54 patients were allocated to a multidisciplinary community based outreach rehabilitation programme and 56 were allocated to an information only group. Rehabilitation was highly individualised in intensity, duration, and form of treatment with patients seen in their homes or other community settings for 2–6 hours per week for an average of 27 weeks.

Main outcome measures

Scores on the Barthel Index (BI), the Brain Injury Community Rehabilitation Outcome-39 (BICRO-39), the Functional Independence/Assessment Measure (FIM+FAM), and the Hospital Anxiety and Depression Scale (HADS). An individually determined change score, the maximum gain index (MGI), was also calculated by identifying the subscale on which each patient showed the greatest improvement from intake to follow up.

Main results

Analysis was by intention to treat. On the BI, 35% of patients in the outreach (treatment) group showed improvement compared with 20% of patients in the information group (Mann Whitney U test on ranked changed scores, mean rank 53.2 v 41.6, p<0.05). Median change scores on the BICRO-39 were greater for those in the outreach group than for those in the information group for the total score, the MGI, and the self organisation and psychological wellbeing subscores (table). The FIM+FAM and HADS scores showed similar improvements in both groups. However, the MGI for the FIM+FAM was greater for those in the outreach group than for those in the information group (mean rank 53.2 v 40.4, p<0.03). Time since brain injury was not related to the magnitude of gain.

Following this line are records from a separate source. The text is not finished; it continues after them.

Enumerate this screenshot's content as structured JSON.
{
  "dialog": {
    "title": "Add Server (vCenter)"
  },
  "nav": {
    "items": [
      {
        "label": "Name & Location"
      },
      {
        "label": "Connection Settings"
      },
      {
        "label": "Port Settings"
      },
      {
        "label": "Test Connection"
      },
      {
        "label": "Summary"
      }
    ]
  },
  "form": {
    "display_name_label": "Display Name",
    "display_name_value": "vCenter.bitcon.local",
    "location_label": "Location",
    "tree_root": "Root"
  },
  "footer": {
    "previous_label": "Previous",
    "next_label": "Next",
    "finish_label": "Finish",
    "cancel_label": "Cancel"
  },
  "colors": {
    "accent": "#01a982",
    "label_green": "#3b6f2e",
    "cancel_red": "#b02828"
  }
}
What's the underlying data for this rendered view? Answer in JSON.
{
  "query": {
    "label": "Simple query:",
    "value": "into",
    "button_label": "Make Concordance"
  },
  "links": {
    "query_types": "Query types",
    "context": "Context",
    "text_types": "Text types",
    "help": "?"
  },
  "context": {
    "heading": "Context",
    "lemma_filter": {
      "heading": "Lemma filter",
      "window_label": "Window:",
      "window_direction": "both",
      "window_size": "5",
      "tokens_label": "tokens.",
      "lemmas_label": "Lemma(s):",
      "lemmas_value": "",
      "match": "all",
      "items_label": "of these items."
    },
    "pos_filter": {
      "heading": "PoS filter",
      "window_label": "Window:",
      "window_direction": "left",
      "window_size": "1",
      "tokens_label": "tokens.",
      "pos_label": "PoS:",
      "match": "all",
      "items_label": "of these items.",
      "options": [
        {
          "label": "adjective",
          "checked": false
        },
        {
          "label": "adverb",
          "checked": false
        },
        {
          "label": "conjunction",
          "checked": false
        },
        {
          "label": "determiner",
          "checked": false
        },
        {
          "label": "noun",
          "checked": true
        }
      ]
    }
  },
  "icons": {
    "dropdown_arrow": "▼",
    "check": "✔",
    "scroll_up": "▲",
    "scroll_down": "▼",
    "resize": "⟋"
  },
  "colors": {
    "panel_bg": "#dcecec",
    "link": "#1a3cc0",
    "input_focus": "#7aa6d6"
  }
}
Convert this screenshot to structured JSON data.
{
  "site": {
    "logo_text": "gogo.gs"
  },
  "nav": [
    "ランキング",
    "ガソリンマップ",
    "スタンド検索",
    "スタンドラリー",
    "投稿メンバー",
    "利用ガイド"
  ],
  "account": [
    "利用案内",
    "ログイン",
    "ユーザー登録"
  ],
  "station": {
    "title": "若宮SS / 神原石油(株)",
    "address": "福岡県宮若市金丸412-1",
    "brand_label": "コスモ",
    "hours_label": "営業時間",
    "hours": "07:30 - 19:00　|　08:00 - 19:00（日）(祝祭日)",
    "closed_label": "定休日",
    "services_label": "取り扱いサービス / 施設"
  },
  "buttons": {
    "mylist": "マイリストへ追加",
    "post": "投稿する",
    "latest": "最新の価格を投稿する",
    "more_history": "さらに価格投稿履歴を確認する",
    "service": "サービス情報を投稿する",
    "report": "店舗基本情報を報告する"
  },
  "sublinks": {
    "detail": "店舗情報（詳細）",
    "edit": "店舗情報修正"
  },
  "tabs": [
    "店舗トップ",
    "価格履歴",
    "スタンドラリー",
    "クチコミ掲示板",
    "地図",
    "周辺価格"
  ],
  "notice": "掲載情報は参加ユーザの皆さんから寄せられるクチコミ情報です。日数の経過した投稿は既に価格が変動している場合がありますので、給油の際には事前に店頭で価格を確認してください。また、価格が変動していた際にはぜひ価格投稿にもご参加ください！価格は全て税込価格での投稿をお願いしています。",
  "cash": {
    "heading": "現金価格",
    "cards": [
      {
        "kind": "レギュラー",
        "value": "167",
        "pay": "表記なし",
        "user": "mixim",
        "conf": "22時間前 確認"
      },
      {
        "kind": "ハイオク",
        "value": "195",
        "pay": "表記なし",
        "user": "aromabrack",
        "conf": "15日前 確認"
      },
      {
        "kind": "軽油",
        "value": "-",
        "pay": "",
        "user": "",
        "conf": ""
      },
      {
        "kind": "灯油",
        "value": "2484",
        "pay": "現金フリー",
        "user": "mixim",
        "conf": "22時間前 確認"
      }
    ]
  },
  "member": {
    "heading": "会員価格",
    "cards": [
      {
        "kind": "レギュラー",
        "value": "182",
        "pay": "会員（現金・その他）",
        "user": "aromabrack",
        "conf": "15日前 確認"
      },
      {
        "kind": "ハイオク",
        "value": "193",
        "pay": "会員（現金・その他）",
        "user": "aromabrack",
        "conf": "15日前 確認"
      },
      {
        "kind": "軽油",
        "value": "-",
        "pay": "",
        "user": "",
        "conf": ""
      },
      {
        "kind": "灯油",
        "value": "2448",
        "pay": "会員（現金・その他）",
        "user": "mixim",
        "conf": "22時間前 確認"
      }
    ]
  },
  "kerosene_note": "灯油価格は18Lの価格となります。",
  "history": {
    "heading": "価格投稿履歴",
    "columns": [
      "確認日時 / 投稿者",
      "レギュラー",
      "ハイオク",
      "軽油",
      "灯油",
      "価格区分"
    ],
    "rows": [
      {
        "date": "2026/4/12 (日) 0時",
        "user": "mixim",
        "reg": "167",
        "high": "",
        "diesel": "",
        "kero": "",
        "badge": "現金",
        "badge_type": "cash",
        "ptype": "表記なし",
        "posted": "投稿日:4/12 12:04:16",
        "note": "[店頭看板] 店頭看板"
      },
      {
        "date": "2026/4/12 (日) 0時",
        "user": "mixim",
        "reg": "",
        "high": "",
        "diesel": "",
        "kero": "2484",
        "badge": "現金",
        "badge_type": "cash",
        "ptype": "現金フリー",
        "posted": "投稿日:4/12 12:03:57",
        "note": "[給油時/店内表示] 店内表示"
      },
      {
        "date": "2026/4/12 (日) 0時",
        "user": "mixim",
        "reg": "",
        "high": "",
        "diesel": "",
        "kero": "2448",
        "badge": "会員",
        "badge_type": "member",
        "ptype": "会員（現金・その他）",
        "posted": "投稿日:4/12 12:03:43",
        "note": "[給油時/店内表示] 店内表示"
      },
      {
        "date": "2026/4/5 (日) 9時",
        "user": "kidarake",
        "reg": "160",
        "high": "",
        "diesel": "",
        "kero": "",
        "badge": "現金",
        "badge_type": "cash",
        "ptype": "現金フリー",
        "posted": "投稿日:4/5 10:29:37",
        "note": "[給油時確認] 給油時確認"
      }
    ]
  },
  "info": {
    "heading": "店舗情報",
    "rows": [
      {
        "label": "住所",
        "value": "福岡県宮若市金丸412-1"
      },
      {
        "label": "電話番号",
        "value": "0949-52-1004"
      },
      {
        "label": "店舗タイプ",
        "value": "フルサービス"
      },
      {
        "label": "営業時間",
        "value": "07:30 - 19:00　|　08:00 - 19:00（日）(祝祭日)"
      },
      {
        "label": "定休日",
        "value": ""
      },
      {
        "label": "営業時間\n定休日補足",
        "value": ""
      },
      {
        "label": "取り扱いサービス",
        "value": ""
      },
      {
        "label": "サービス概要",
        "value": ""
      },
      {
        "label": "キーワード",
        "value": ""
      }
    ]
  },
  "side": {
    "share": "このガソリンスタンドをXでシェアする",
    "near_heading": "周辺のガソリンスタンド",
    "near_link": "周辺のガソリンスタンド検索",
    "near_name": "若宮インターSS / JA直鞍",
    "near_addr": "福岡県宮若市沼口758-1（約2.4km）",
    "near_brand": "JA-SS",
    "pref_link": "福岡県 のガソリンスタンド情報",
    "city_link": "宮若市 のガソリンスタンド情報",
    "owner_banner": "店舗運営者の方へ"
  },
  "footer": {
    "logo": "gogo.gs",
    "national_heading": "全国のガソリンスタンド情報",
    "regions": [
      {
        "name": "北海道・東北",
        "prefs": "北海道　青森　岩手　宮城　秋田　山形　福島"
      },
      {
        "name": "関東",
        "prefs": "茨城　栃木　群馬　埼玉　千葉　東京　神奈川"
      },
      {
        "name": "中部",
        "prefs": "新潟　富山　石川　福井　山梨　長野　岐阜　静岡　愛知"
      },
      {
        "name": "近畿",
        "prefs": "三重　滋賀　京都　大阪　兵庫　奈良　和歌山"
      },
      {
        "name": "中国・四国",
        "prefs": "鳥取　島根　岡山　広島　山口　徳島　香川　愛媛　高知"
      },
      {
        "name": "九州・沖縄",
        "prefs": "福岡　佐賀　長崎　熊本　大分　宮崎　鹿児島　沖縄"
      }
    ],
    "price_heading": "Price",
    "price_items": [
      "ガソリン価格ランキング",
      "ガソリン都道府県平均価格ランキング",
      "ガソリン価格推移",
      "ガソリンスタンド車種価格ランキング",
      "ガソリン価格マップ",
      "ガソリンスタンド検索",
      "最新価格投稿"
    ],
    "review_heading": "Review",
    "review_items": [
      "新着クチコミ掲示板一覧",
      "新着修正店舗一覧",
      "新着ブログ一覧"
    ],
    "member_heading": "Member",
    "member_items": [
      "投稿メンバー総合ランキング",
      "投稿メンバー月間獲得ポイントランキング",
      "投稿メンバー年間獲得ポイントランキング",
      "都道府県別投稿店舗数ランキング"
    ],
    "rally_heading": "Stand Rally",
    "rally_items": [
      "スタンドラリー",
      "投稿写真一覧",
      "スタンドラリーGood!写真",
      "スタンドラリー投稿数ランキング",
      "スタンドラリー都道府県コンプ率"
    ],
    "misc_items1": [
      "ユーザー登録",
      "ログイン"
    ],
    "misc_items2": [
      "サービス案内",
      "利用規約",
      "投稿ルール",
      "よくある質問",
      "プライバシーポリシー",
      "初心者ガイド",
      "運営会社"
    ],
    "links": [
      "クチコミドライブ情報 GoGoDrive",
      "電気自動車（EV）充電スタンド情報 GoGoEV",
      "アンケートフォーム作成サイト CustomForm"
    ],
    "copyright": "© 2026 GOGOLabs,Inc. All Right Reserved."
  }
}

Community outreach programme v information only in traumatic brain injury at a mean of 24.8 months follow up


In severe traumatic brain injury, a multidisciplinary community based outreach rehabilitation programme improved social functioning.


In 1998, Chesnut et al published an evidence based analysis of TBI rehabilitation.1 They were able to draw few positive conclusions about the efficacy of rehabilitation due to the dearth of available evidence. This important study by Powell et al provides a welcome counterpoint as it supports the usefulness of ongoing community based rehabilitation for people with TBI. Particularly noteworthy is the design, one of the few randomised controlled trials related to community based rehabilitation;2 the inexpensive intervention; the similarity of the intervention to other publicly funded community based rehabilitation programmes; and that change occurred many years after TBI.

There are several limitations in the study. Firstly, the 2 primary outcome measures used had substantial ceiling and floor effects (BI and 2 subscales of the BICRO-39). The use of other available measures of community integration might have avoided this problem.3 Secondly, the outreach group did not make substantive gains in terms of returning to paid employment, school, and/or childcare nor in terms of improving non-family social contact, 2 key indicators of successful community integration. It is possible, as the authors suggest, that obstacles beyond the control of therapist and/or patient are the reason for this. However, altering some of the parameters of the therapy may have a positive effect. This study contributes to the growing body of evidence suggesting that multifaceted rehabilitation approaches provide the best outcomes,4 but also illustrates that more needs to be done.

The take home message is this: functionally based rehabilitation shows promise for improving day to day life for people with severe TBI even many years after injury. Although further evidence is needed to substantiate these findings and address questions about the content, intensity, duration, and timing of rehabilitation, time since injury should not preclude referral to community based services.



  • Sources of funding: Medical Research Council and Department of Health.

  • For correspondence: Dr J Powell, Department of Psychology, Goldsmiths College, London, UK. j.powell{at}

  • A modified version of the abstract and commentary appears in Evidence-Based Medicine.

  • * See glossary.